The British exchange reported on Wednesday that its revenues in the three months to the end of June rose 10% year-on-year to £209.5 million, roughly in line with a forecast for £210.3 million, despite weak trading in its core capital markets business.
Amidst concerns over the weakness of the initial public offering market, LSE Group shares fell 1.8% to 994 points, but analysts have noted that the shares have leapt 25% since the start of the year, owing to the group’s diversification strategy.
The boost in revenues was mainly attributed to the inclusion of an estimated £35million from the FTSE index business, which the group bought from Pearson in December 2011. Revenue from information services business, and development of trading technology platforms in equity and fixed income, helped offset the 15% fall in capital market revenues.
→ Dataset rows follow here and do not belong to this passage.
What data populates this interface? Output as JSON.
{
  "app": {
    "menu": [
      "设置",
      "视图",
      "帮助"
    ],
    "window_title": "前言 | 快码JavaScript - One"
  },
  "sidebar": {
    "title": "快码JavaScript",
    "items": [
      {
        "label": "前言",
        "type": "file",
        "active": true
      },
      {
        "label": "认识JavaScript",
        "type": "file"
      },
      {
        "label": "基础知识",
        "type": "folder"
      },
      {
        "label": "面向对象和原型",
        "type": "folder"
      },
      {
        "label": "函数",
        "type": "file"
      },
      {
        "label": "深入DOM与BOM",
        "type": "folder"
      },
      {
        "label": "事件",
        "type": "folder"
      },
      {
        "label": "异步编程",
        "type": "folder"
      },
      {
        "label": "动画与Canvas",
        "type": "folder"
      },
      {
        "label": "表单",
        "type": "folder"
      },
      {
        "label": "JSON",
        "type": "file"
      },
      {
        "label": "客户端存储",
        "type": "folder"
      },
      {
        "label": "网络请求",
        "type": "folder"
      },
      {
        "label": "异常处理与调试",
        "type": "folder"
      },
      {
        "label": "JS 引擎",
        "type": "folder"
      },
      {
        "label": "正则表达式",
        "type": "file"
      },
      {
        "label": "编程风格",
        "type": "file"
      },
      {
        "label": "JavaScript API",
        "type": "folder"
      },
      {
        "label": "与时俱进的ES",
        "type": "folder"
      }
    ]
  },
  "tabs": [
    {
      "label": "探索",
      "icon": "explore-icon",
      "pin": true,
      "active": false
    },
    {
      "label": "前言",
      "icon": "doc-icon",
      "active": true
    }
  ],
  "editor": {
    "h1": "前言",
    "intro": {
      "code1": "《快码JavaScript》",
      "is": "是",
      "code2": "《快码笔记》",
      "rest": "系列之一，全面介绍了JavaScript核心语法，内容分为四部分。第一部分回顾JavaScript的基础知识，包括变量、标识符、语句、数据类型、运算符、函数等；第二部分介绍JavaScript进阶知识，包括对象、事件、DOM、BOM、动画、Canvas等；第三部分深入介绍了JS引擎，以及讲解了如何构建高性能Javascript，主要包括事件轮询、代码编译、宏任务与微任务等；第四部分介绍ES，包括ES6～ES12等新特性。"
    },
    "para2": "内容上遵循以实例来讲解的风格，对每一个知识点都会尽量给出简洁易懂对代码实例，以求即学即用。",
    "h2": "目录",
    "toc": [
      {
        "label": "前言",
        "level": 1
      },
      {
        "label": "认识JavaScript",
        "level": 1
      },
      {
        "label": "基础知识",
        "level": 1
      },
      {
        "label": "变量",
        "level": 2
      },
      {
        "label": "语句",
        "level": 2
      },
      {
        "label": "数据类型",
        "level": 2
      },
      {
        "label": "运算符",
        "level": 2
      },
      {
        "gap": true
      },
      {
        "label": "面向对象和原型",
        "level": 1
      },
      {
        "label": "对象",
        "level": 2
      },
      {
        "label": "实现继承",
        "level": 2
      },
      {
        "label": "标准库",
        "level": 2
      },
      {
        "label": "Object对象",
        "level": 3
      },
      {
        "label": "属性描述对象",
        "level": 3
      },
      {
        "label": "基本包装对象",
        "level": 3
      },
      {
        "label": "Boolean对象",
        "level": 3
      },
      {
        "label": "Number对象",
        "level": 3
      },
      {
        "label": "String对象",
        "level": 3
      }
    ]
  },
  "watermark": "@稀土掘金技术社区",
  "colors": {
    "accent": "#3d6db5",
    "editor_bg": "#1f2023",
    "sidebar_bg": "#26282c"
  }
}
The fall was caused by low initial public offering activity and weak secondary trading volumes amidst turbulent market conditions.
Xavier Rolet, chief executive of LSE Group, said the overall performance “reflects our broad suite of products and services and the increased diversification of the group.” Investors and strategists supported Rolet’s interpretation of the numbers, generally focusing on the upbeat performance in information services and the resilience of its post-trade business, rather than worrying about the dip in capital market revenues.